◆ Task prompt
Reproduce the whole of the data exactly.

•••

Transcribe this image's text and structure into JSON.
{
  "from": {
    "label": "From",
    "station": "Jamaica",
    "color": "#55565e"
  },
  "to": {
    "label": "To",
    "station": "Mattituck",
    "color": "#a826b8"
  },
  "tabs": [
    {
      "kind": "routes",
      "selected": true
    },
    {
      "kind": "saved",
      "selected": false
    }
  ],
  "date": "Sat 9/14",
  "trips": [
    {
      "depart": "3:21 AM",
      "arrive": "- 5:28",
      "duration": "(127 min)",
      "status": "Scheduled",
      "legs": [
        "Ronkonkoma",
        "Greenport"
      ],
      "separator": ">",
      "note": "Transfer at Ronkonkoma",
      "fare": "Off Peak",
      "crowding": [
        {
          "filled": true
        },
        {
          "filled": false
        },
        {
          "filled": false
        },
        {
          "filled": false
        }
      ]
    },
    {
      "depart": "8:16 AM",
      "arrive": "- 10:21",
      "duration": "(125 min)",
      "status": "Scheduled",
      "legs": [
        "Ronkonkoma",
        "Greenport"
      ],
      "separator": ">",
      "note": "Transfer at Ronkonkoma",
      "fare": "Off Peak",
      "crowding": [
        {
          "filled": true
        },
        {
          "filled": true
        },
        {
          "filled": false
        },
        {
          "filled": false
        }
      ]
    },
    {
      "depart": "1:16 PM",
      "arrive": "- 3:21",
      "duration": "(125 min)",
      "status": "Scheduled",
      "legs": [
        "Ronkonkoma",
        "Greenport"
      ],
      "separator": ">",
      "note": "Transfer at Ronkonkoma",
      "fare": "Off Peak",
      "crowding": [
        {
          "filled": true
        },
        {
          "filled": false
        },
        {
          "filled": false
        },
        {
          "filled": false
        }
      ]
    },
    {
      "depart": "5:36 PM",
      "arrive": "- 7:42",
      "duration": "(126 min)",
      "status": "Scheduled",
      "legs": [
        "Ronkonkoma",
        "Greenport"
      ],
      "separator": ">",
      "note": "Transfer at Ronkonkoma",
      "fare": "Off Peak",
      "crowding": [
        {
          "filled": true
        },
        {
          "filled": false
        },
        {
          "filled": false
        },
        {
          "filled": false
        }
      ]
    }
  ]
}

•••

◆ Answer to this task
Transcribe this image's text and structure into JSON.
{
  "from": {
    "label": "From",
    "station": "Jamaica",
    "color": "#55565e"
  },
  "to": {
    "label": "To",
    "station": "Mattituck",
    "color": "#a826b8"
  },
  "tabs": [
    {
      "kind": "routes",
      "selected": true
    },
    {
      "kind": "saved",
      "selected": false
    }
  ],
  "date": "Sat 9/14",
  "trips": [
    {
      "depart": "3:21 AM",
      "arrive": "- 5:28",
      "duration": "(127 min)",
      "status": "Scheduled",
      "legs": [
        "Ronkonkoma",
        "Greenport"
      ],
      "separator": ">",
      "note": "Transfer at Ronkonkoma",
      "fare": "Off Peak",
      "crowding": [
        {
          "filled": true
        },
        {
          "filled": false
        },
        {
          "filled": false
        },
        {
          "filled": false
        }
      ]
    },
    {
      "depart": "8:16 AM",
      "arrive": "- 10:21",
      "duration": "(125 min)",
      "status": "Scheduled",
      "legs": [
        "Ronkonkoma",
        "Greenport"
      ],
      "separator": ">",
      "note": "Transfer at Ronkonkoma",
      "fare": "Off Peak",
      "crowding": [
        {
          "filled": true
        },
        {
          "filled": true
        },
        {
          "filled": false
        },
        {
          "filled": false
        }
      ]
    },
    {
      "depart": "1:16 PM",
      "arrive": "- 3:21",
      "duration": "(125 min)",
      "status": "Scheduled",
      "legs": [
        "Ronkonkoma",
        "Greenport"
      ],
      "separator": ">",
      "note": "Transfer at Ronkonkoma",
      "fare": "Off Peak",
      "crowding": [
        {
          "filled": true
        },
        {
          "filled": false
        },
        {
          "filled": false
        },
        {
          "filled": false
        }
      ]
    },
    {
      "depart": "5:36 PM",
      "arrive": "- 7:42",
      "duration": "(126 min)",
      "status": "Scheduled",
      "legs": [
        "Ronkonkoma",
        "Greenport"
      ],
      "separator": ">",
      "note": "Transfer at Ronkonkoma",
      "fare": "Off Peak",
      "crowding": [
        {
          "filled": true
        },
        {
          "filled": false
        },
        {
          "filled": false
        },
        {
          "filled": false
        }
      ]
    }
  ]
}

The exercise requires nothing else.